This retreat would happen gradually — and since in truth there is no "Outside" to retreat to, the tactic must remain mixed and impure. We can make a new Outside out of our own failure. But as we begin to (re)create an Outside to Money, I believe the rewards will be rich and immediate. Sharing things is inefficient and bad for Capitalism — but (or rather — so) it's got a pleasure nexus in it, an intimacy and human fellowship that millions of Americans now lack and miss. Even the family is threatened by our present "economy of Greed" — as for the Social in general, I believe it may already be dead and beyond revival. However, I intend to go on acting and writing as if I believe it can be SAVED — why? — because pessimism is so boring.

In fact boredom is already a sign that the enemy is very near — it's the sine qua non of consumer trance and obedient wage slavery. Cheat boredom (as the Sits used to say) and already you're winning something back.

Adventures in Mutualism will have to start small — but even a few neighbors can organize a car-pool — or share other "necessary" technologies like electric power, garden tools, telephones, etc.

The next stage of sharing might include cooperatives — a neighborhood CSA or food bank or home-school group. Then the next stage could be institutional and move toward genuine Mutual insurance and banking (Fraternal/Sororal organizations used to supply many of these functions — including the Grange and the Knights of Labor.)

The next stage would be federative, nets of groups and regions as envisioned by Kropotkin and Landauer as well as Proudhon — and by the free Russian Soviets before the Bolshevik coup in Oct. '17.
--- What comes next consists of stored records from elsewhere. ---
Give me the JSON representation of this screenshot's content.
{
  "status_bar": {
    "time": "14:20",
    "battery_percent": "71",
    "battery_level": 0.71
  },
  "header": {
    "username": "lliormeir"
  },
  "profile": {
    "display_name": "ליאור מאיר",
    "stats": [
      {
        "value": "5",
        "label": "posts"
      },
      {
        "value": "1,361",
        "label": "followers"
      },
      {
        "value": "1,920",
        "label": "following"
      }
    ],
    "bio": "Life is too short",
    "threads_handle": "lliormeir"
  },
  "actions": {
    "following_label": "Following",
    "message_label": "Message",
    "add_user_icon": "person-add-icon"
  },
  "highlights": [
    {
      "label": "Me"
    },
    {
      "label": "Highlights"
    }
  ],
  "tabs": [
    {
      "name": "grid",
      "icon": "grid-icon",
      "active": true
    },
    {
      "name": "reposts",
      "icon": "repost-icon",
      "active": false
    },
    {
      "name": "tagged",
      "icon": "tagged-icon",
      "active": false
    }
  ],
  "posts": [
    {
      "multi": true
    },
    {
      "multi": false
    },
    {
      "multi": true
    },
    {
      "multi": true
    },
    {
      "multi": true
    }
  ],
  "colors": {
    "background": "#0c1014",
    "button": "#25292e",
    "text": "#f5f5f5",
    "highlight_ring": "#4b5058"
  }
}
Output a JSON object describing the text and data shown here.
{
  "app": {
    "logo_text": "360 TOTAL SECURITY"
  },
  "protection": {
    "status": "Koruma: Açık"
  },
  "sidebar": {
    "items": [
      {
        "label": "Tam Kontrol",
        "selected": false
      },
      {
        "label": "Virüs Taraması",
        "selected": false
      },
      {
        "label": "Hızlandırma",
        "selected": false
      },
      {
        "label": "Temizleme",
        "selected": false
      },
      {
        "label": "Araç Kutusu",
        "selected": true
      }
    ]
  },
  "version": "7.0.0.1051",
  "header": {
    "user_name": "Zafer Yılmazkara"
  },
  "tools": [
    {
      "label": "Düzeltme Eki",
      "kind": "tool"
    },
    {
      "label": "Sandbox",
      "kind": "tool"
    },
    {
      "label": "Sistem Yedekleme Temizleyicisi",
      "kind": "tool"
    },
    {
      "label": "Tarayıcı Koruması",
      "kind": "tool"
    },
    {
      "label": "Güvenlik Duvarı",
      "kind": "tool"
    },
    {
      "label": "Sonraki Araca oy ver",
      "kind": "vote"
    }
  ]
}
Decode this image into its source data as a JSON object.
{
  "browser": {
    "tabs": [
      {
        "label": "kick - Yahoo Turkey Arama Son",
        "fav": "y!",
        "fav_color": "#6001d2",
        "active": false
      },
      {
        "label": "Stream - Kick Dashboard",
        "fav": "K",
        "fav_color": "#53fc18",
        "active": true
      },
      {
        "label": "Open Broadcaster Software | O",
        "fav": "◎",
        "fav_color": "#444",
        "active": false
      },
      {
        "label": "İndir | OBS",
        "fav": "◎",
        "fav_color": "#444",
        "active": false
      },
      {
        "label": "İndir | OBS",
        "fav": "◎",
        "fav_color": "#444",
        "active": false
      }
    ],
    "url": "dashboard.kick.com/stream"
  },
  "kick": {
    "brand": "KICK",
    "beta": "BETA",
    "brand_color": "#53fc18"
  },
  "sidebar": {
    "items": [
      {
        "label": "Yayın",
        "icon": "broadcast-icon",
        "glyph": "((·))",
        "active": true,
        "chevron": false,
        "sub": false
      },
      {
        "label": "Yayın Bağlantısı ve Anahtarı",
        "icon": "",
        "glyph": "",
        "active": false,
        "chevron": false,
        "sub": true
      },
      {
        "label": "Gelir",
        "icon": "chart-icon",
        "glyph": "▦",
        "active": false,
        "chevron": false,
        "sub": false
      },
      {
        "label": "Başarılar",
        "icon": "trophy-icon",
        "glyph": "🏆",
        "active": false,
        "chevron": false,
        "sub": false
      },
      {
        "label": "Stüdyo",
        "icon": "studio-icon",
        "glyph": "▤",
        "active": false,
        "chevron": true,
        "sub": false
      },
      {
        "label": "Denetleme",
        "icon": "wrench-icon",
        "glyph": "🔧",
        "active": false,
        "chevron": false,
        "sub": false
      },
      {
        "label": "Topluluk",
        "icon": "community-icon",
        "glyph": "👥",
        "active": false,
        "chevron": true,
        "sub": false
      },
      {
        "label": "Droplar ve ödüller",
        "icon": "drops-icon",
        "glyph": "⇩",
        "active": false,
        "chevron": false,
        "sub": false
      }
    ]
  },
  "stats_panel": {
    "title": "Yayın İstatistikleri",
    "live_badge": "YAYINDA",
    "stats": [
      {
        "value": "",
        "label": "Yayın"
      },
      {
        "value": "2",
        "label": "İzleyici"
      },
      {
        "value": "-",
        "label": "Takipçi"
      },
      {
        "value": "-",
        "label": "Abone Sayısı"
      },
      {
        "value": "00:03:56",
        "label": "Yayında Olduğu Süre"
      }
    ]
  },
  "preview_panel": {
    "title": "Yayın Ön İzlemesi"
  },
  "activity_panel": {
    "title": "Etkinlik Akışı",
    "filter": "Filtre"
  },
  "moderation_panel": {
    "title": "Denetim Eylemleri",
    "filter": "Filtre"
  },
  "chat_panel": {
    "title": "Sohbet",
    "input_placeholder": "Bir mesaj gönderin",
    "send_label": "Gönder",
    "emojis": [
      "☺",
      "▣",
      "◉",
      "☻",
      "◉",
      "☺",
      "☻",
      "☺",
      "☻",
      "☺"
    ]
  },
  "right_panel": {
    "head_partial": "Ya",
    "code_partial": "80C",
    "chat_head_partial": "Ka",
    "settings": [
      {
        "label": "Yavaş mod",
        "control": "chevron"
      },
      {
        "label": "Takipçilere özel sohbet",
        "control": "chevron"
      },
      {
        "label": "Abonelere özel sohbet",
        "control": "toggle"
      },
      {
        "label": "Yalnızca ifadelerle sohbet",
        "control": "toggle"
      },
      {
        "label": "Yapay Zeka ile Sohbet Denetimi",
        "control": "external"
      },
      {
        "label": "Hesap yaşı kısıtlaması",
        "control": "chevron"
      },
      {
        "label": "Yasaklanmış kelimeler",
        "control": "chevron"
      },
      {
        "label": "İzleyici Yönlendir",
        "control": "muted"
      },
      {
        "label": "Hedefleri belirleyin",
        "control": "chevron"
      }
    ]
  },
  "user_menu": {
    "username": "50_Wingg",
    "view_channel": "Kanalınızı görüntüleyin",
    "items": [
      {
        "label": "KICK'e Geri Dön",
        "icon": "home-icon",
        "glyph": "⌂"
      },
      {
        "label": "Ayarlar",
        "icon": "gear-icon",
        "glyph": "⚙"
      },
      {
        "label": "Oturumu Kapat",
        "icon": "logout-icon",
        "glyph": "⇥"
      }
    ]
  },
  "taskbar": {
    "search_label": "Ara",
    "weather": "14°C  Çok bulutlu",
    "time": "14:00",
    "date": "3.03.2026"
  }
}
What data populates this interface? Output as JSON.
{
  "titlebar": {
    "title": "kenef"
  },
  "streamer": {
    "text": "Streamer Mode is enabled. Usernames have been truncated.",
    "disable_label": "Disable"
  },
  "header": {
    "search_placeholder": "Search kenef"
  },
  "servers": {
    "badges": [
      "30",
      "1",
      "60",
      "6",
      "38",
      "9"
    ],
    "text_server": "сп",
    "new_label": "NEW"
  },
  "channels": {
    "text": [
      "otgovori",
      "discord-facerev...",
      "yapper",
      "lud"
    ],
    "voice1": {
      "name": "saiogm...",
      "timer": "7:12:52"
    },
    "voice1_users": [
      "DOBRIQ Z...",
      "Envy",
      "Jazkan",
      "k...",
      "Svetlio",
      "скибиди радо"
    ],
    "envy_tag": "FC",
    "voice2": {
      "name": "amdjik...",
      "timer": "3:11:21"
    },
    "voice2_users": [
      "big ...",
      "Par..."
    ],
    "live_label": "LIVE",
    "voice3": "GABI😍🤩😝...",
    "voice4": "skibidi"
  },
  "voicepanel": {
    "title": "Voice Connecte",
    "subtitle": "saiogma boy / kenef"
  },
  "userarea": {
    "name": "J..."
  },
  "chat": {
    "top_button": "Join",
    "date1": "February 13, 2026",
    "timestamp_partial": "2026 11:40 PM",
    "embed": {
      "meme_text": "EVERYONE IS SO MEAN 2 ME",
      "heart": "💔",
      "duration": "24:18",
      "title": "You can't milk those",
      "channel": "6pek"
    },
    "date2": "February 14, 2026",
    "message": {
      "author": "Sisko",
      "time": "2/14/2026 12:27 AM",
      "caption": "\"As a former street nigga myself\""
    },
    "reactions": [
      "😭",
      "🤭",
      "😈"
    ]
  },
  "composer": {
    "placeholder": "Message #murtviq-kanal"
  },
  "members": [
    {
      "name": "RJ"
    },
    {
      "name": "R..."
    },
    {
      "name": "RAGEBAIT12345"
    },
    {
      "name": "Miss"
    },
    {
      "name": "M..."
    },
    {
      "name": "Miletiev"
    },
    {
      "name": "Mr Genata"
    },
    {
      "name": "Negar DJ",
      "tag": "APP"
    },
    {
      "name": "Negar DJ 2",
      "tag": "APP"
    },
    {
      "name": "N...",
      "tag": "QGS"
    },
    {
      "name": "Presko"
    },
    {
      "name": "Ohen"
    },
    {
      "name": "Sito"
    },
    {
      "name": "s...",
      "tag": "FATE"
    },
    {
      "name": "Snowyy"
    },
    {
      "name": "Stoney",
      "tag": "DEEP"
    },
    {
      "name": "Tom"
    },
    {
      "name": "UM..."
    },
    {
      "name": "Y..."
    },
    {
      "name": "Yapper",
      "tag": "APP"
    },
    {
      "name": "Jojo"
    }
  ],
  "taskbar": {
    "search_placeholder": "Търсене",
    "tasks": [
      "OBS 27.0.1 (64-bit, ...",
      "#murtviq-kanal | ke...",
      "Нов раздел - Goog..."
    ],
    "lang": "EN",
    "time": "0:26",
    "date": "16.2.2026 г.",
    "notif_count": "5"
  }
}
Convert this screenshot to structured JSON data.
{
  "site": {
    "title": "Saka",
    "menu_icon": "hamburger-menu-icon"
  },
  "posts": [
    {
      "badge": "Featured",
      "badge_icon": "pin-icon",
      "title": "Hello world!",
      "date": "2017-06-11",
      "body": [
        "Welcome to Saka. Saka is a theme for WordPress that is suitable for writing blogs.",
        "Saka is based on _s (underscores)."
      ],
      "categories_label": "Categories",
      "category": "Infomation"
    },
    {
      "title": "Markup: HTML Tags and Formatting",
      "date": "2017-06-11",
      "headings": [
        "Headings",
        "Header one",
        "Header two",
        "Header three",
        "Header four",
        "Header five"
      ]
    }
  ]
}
The key here would be to "organize the kernel of the new world inside the shell of the old" as the IWW Preamble suggests. In other words NOT to wait till "conditions are ripe" in Marxist terms but to begin here & now — not just with demonstrations and media games and info info info, but also with real-life economic and cultural organizing. Why? — because who wants to have to wait to enjoy some fruits of Revolution if it were possible to experience at least a few of them NOW — or after a few years of intense agitation and attention.

Such organizing certainly doesn't "take the place" of resistance (including even riot and crime, much less squatting or debt refusal). It already IS a form of resistance — but also a pleasure in itself — a prime reason for human sociality — a structure for creativity and imagination — for poesis or aesthetic making, whether it be tools or human relations or music or gardening or shelter or just normal everyday conviviality — that lost ideal.

In any face-to-face confrontation with Wall Street "we" must always lose — because WALL STREET IS EVERYWHERE. The up-side of this is that therefore we must occupy "Everywhere." We must inhabit our own space-of-daily-life — the real physical space/time we live in. If necessary we will squat it. And from the space of tactical retreat (not abject dispersal and defeat, but the orderly retreat toward logistic reinforcement — to quote Guy Debord quoting Napoleon!), from the liberated zones whether temporary or not, we will plan our next moves in this end-game between Money and Life itself.

1 comment:

  1. "....the orderly retreat toward logistic reinforcement". Very important idea. The forces are overwhelming. I'm in total agreement that the next steps are in the shared skills and resources of one's immediate community. Are we willing to act for the good of our neighbors, share our surplus, meet and work together to build community? I agree, it's your money or your life.